----- Source data -----

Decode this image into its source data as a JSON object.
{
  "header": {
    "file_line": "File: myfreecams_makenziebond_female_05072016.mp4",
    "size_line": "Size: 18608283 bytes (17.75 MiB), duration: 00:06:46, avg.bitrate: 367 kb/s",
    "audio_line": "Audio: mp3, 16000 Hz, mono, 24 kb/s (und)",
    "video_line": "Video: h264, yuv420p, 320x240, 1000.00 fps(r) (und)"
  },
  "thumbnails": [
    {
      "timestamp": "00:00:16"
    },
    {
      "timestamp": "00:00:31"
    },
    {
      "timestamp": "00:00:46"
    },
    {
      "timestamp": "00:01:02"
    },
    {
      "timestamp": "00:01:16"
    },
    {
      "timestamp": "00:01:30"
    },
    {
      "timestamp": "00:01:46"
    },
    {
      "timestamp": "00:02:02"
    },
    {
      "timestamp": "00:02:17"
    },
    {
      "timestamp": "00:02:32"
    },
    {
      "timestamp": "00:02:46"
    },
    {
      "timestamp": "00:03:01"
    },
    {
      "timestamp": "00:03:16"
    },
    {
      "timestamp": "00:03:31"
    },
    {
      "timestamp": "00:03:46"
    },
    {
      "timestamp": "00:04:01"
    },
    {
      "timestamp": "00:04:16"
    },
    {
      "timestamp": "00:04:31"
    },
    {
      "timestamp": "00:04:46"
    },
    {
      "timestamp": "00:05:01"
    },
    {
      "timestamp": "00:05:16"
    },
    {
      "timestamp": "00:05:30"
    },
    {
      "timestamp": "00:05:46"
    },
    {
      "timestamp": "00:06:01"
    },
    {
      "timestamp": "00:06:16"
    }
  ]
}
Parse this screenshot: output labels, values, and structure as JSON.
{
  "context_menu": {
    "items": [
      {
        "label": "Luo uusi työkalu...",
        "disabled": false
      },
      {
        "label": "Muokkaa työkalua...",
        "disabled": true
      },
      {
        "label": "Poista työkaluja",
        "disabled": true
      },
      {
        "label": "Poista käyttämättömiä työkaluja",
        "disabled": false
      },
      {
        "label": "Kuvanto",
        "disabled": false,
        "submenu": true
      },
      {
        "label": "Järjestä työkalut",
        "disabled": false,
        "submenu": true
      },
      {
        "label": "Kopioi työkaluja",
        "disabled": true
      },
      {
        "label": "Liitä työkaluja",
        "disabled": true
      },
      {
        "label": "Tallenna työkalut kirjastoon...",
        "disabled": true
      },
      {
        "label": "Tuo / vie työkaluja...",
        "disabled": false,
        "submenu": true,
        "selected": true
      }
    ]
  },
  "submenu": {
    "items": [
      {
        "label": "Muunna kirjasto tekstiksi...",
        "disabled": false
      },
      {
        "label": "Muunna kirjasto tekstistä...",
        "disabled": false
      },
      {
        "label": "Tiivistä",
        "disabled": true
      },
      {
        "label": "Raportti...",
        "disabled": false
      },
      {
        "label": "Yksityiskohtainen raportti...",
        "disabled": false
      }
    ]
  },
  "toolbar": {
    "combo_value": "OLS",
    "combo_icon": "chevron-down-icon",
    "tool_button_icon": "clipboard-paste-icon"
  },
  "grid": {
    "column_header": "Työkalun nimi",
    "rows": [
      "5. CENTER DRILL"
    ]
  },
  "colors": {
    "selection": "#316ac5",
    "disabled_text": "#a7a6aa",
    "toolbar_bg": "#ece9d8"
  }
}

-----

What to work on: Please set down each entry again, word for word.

Solution:
Decode this image into its source data as a JSON object.
{
  "header": {
    "file_line": "File: myfreecams_makenziebond_female_05072016.mp4",
    "size_line": "Size: 18608283 bytes (17.75 MiB), duration: 00:06:46, avg.bitrate: 367 kb/s",
    "audio_line": "Audio: mp3, 16000 Hz, mono, 24 kb/s (und)",
    "video_line": "Video: h264, yuv420p, 320x240, 1000.00 fps(r) (und)"
  },
  "thumbnails": [
    {
      "timestamp": "00:00:16"
    },
    {
      "timestamp": "00:00:31"
    },
    {
      "timestamp": "00:00:46"
    },
    {
      "timestamp": "00:01:02"
    },
    {
      "timestamp": "00:01:16"
    },
    {
      "timestamp": "00:01:30"
    },
    {
      "timestamp": "00:01:46"
    },
    {
      "timestamp": "00:02:02"
    },
    {
      "timestamp": "00:02:17"
    },
    {
      "timestamp": "00:02:32"
    },
    {
      "timestamp": "00:02:46"
    },
    {
      "timestamp": "00:03:01"
    },
    {
      "timestamp": "00:03:16"
    },
    {
      "timestamp": "00:03:31"
    },
    {
      "timestamp": "00:03:46"
    },
    {
      "timestamp": "00:04:01"
    },
    {
      "timestamp": "00:04:16"
    },
    {
      "timestamp": "00:04:31"
    },
    {
      "timestamp": "00:04:46"
    },
    {
      "timestamp": "00:05:01"
    },
    {
      "timestamp": "00:05:16"
    },
    {
      "timestamp": "00:05:30"
    },
    {
      "timestamp": "00:05:46"
    },
    {
      "timestamp": "00:06:01"
    },
    {
      "timestamp": "00:06:16"
    }
  ]
}
Parse this screenshot: output labels, values, and structure as JSON.
{
  "context_menu": {
    "items": [
      {
        "label": "Luo uusi työkalu...",
        "disabled": false
      },
      {
        "label": "Muokkaa työkalua...",
        "disabled": true
      },
      {
        "label": "Poista työkaluja",
        "disabled": true
      },
      {
        "label": "Poista käyttämättömiä työkaluja",
        "disabled": false
      },
      {
        "label": "Kuvanto",
        "disabled": false,
        "submenu": true
      },
      {
        "label": "Järjestä työkalut",
        "disabled": false,
        "submenu": true
      },
      {
        "label": "Kopioi työkaluja",
        "disabled": true
      },
      {
        "label": "Liitä työkaluja",
        "disabled": true
      },
      {
        "label": "Tallenna työkalut kirjastoon...",
        "disabled": true
      },
      {
        "label": "Tuo / vie työkaluja...",
        "disabled": false,
        "submenu": true,
        "selected": true
      }
    ]
  },
  "submenu": {
    "items": [
      {
        "label": "Muunna kirjasto tekstiksi...",
        "disabled": false
      },
      {
        "label": "Muunna kirjasto tekstistä...",
        "disabled": false
      },
      {
        "label": "Tiivistä",
        "disabled": true
      },
      {
        "label": "Raportti...",
        "disabled": false
      },
      {
        "label": "Yksityiskohtainen raportti...",
        "disabled": false
      }
    ]
  },
  "toolbar": {
    "combo_value": "OLS",
    "combo_icon": "chevron-down-icon",
    "tool_button_icon": "clipboard-paste-icon"
  },
  "grid": {
    "column_header": "Työkalun nimi",
    "rows": [
      "5. CENTER DRILL"
    ]
  },
  "colors": {
    "selection": "#316ac5",
    "disabled_text": "#a7a6aa",
    "toolbar_bg": "#ece9d8"
  }
}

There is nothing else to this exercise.